--- START ---

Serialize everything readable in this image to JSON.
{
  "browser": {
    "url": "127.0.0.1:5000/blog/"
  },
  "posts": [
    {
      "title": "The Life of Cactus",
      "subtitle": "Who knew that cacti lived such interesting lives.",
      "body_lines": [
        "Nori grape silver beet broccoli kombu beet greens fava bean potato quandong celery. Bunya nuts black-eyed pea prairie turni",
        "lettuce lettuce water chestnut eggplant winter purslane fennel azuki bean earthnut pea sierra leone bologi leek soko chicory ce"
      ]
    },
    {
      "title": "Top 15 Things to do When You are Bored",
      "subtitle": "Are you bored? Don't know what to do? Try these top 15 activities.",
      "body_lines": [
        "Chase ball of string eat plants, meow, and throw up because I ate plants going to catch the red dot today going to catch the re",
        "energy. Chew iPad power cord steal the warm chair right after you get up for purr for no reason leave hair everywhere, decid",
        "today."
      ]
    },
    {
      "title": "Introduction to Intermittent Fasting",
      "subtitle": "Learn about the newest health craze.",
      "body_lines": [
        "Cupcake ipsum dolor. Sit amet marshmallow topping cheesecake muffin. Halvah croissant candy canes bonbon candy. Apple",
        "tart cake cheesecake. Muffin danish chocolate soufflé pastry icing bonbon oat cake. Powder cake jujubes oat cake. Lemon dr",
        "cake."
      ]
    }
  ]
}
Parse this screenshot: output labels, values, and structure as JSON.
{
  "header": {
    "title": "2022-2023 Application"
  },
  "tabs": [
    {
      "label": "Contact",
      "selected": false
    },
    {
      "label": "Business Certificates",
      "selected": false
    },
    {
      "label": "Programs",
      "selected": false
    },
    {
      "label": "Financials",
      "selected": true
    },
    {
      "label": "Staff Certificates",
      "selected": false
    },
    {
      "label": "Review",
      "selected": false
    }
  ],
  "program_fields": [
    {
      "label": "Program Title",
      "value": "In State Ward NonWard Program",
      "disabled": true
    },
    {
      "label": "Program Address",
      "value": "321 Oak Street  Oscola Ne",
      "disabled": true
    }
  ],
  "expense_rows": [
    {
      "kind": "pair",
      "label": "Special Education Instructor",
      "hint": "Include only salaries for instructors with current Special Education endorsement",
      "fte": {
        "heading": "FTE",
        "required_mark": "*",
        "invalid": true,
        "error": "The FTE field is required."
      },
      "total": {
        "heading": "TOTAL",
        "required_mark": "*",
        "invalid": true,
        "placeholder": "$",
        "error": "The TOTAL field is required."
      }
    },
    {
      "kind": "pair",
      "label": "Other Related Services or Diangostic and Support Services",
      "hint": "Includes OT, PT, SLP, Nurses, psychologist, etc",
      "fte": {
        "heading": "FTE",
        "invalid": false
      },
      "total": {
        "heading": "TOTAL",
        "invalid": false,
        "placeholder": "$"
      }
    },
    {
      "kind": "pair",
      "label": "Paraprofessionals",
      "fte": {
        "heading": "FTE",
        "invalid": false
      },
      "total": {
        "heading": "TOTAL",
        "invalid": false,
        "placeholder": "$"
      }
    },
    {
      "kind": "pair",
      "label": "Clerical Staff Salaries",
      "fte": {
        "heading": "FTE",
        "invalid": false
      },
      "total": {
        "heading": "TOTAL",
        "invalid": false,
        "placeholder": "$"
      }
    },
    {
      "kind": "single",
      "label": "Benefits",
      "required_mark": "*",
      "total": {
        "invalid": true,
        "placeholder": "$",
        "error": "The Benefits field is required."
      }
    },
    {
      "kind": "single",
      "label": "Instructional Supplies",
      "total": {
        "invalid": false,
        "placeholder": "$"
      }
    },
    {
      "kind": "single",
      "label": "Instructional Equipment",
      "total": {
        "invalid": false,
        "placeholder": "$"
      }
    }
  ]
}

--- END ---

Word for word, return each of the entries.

RESPONSE AREA:
Serialize everything readable in this image to JSON.
{
  "browser": {
    "url": "127.0.0.1:5000/blog/"
  },
  "posts": [
    {
      "title": "The Life of Cactus",
      "subtitle": "Who knew that cacti lived such interesting lives.",
      "body_lines": [
        "Nori grape silver beet broccoli kombu beet greens fava bean potato quandong celery. Bunya nuts black-eyed pea prairie turni",
        "lettuce lettuce water chestnut eggplant winter purslane fennel azuki bean earthnut pea sierra leone bologi leek soko chicory ce"
      ]
    },
    {
      "title": "Top 15 Things to do When You are Bored",
      "subtitle": "Are you bored? Don't know what to do? Try these top 15 activities.",
      "body_lines": [
        "Chase ball of string eat plants, meow, and throw up because I ate plants going to catch the red dot today going to catch the re",
        "energy. Chew iPad power cord steal the warm chair right after you get up for purr for no reason leave hair everywhere, decid",
        "today."
      ]
    },
    {
      "title": "Introduction to Intermittent Fasting",
      "subtitle": "Learn about the newest health craze.",
      "body_lines": [
        "Cupcake ipsum dolor. Sit amet marshmallow topping cheesecake muffin. Halvah croissant candy canes bonbon candy. Apple",
        "tart cake cheesecake. Muffin danish chocolate soufflé pastry icing bonbon oat cake. Powder cake jujubes oat cake. Lemon dr",
        "cake."
      ]
    }
  ]
}
Parse this screenshot: output labels, values, and structure as JSON.
{
  "header": {
    "title": "2022-2023 Application"
  },
  "tabs": [
    {
      "label": "Contact",
      "selected": false
    },
    {
      "label": "Business Certificates",
      "selected": false
    },
    {
      "label": "Programs",
      "selected": false
    },
    {
      "label": "Financials",
      "selected": true
    },
    {
      "label": "Staff Certificates",
      "selected": false
    },
    {
      "label": "Review",
      "selected": false
    }
  ],
  "program_fields": [
    {
      "label": "Program Title",
      "value": "In State Ward NonWard Program",
      "disabled": true
    },
    {
      "label": "Program Address",
      "value": "321 Oak Street  Oscola Ne",
      "disabled": true
    }
  ],
  "expense_rows": [
    {
      "kind": "pair",
      "label": "Special Education Instructor",
      "hint": "Include only salaries for instructors with current Special Education endorsement",
      "fte": {
        "heading": "FTE",
        "required_mark": "*",
        "invalid": true,
        "error": "The FTE field is required."
      },
      "total": {
        "heading": "TOTAL",
        "required_mark": "*",
        "invalid": true,
        "placeholder": "$",
        "error": "The TOTAL field is required."
      }
    },
    {
      "kind": "pair",
      "label": "Other Related Services or Diangostic and Support Services",
      "hint": "Includes OT, PT, SLP, Nurses, psychologist, etc",
      "fte": {
        "heading": "FTE",
        "invalid": false
      },
      "total": {
        "heading": "TOTAL",
        "invalid": false,
        "placeholder": "$"
      }
    },
    {
      "kind": "pair",
      "label": "Paraprofessionals",
      "fte": {
        "heading": "FTE",
        "invalid": false
      },
      "total": {
        "heading": "TOTAL",
        "invalid": false,
        "placeholder": "$"
      }
    },
    {
      "kind": "pair",
      "label": "Clerical Staff Salaries",
      "fte": {
        "heading": "FTE",
        "invalid": false
      },
      "total": {
        "heading": "TOTAL",
        "invalid": false,
        "placeholder": "$"
      }
    },
    {
      "kind": "single",
      "label": "Benefits",
      "required_mark": "*",
      "total": {
        "invalid": true,
        "placeholder": "$",
        "error": "The Benefits field is required."
      }
    },
    {
      "kind": "single",
      "label": "Instructional Supplies",
      "total": {
        "invalid": false,
        "placeholder": "$"
      }
    },
    {
      "kind": "single",
      "label": "Instructional Equipment",
      "total": {
        "invalid": false,
        "placeholder": "$"
      }
    }
  ]
}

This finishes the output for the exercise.